DATASET CONTENT:
==========
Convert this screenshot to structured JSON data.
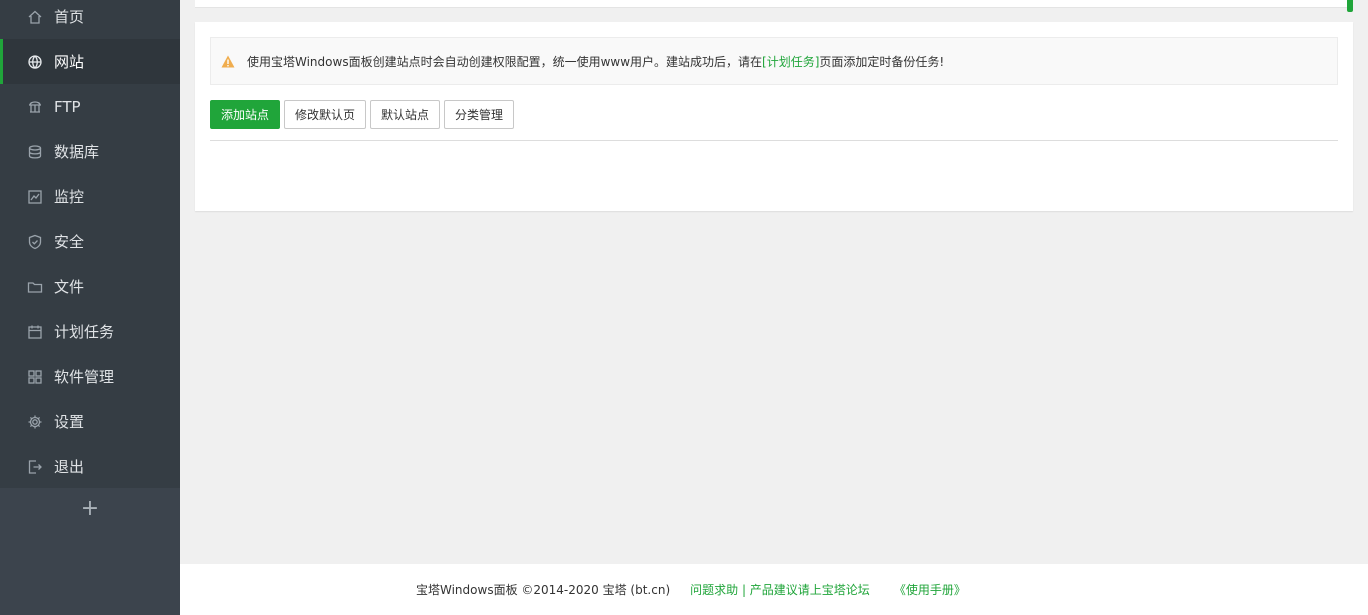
{
  "sidebar": {
    "items": [
      {
        "label": "首页",
        "icon": "home-icon"
      },
      {
        "label": "网站",
        "icon": "globe-icon",
        "active": true
      },
      {
        "label": "FTP",
        "icon": "ftp-icon"
      },
      {
        "label": "数据库",
        "icon": "database-icon"
      },
      {
        "label": "监控",
        "icon": "monitor-icon"
      },
      {
        "label": "安全",
        "icon": "shield-icon"
      },
      {
        "label": "文件",
        "icon": "folder-icon"
      },
      {
        "label": "计划任务",
        "icon": "calendar-icon"
      },
      {
        "label": "软件管理",
        "icon": "apps-icon"
      },
      {
        "label": "设置",
        "icon": "gear-icon"
      },
      {
        "label": "退出",
        "icon": "logout-icon"
      }
    ],
    "add_label": "+"
  },
  "notice": {
    "text_before": "使用宝塔Windows面板创建站点时会自动创建权限配置，统一使用www用户。建站成功后，请在",
    "link": "[计划任务]",
    "text_after": "页面添加定时备份任务!"
  },
  "toolbar": {
    "add_site": "添加站点",
    "edit_default_page": "修改默认页",
    "default_site": "默认站点",
    "category_manage": "分类管理"
  },
  "footer": {
    "copyright": "宝塔Windows面板 ©2014-2020 宝塔 (bt.cn)",
    "forum_link": "问题求助 | 产品建议请上宝塔论坛",
    "manual_link": "《使用手册》"
  },
  "colors": {
    "accent": "#20a53a",
    "sidebar_bg": "#353d44",
    "warning": "#f0ad4e"
  }
}
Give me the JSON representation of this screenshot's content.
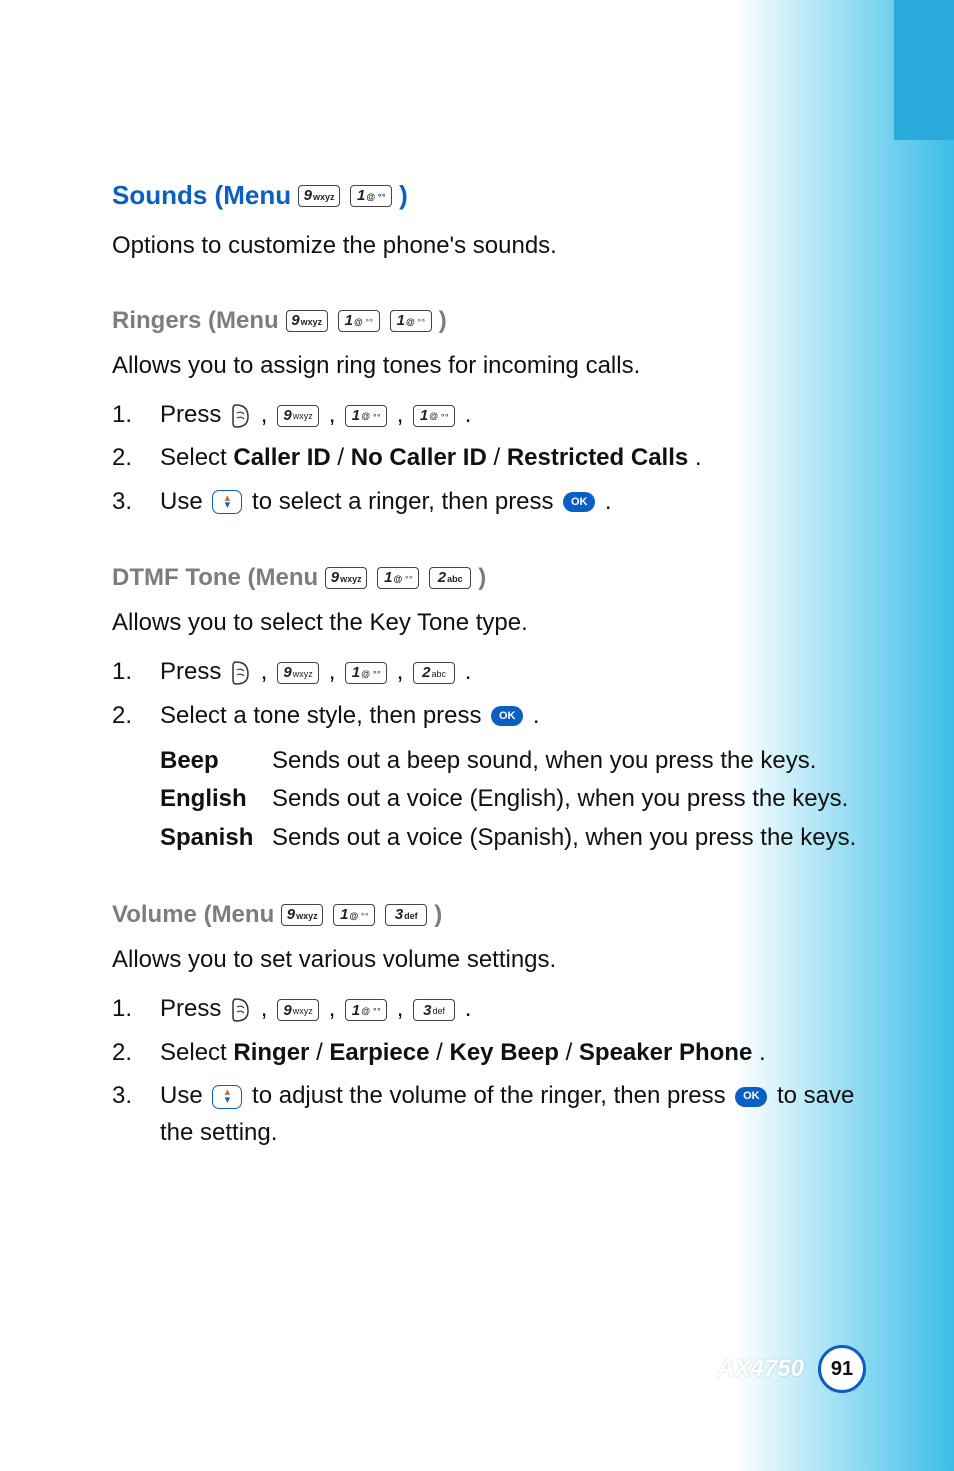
{
  "sounds": {
    "heading_prefix": "Sounds (Menu ",
    "heading_suffix": " )",
    "keys": [
      "9wxyz",
      "1@"
    ],
    "intro": "Options to customize the phone's sounds."
  },
  "ringers": {
    "heading_prefix": "Ringers (Menu ",
    "heading_suffix": " )",
    "keys": [
      "9wxyz",
      "1@",
      "1@"
    ],
    "intro": "Allows you to assign ring tones for incoming calls.",
    "steps": {
      "s1_num": "1.",
      "s1_a": "Press ",
      "s1_keys": [
        "9wxyz",
        "1@",
        "1@"
      ],
      "s2_num": "2.",
      "s2_a": "Select ",
      "s2_b": "Caller ID",
      "s2_c": " / ",
      "s2_d": "No Caller ID",
      "s2_e": " / ",
      "s2_f": "Restricted Calls",
      "s2_g": ".",
      "s3_num": "3.",
      "s3_a": "Use ",
      "s3_b": " to select a ringer, then press ",
      "s3_c": "."
    }
  },
  "dtmf": {
    "heading_prefix": "DTMF Tone (Menu ",
    "heading_suffix": " )",
    "keys": [
      "9wxyz",
      "1@",
      "2abc"
    ],
    "intro": "Allows you to select the Key Tone type.",
    "steps": {
      "s1_num": "1.",
      "s1_a": "Press ",
      "s1_keys": [
        "9wxyz",
        "1@",
        "2abc"
      ],
      "s2_num": "2.",
      "s2_a": "Select a tone style, then press ",
      "s2_b": " ."
    },
    "tones": {
      "beep_label": "Beep",
      "beep_desc": "Sends out a beep sound, when you press the keys.",
      "english_label": "English",
      "english_desc": "Sends out a voice (English), when you press the keys.",
      "spanish_label": "Spanish",
      "spanish_desc": "Sends out a voice (Spanish), when you press the keys."
    }
  },
  "volume": {
    "heading_prefix": "Volume (Menu ",
    "heading_suffix": " )",
    "keys": [
      "9wxyz",
      "1@",
      "3def"
    ],
    "intro": "Allows you to set various volume settings.",
    "steps": {
      "s1_num": "1.",
      "s1_a": "Press ",
      "s1_keys": [
        "9wxyz",
        "1@",
        "3def"
      ],
      "s2_num": "2.",
      "s2_a": "Select ",
      "s2_b": "Ringer",
      "s2_c": " / ",
      "s2_d": "Earpiece",
      "s2_e": " / ",
      "s2_f": "Key Beep",
      "s2_g": " / ",
      "s2_h": "Speaker Phone",
      "s2_i": ".",
      "s3_num": "3.",
      "s3_a": "Use ",
      "s3_b": " to adjust the volume of the ringer, then press ",
      "s3_c": " to save the setting."
    }
  },
  "keylabels": {
    "9wxyz": {
      "d": "9",
      "s": "wxyz"
    },
    "1@": {
      "d": "1",
      "s": "@"
    },
    "2abc": {
      "d": "2",
      "s": "abc"
    },
    "3def": {
      "d": "3",
      "s": "def"
    }
  },
  "ok_label": "OK",
  "comma": " , ",
  "period": ".",
  "footer": {
    "model": "AX4750",
    "page": "91"
  }
}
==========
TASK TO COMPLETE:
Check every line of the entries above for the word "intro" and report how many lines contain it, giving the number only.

TASK OUTPUT:
4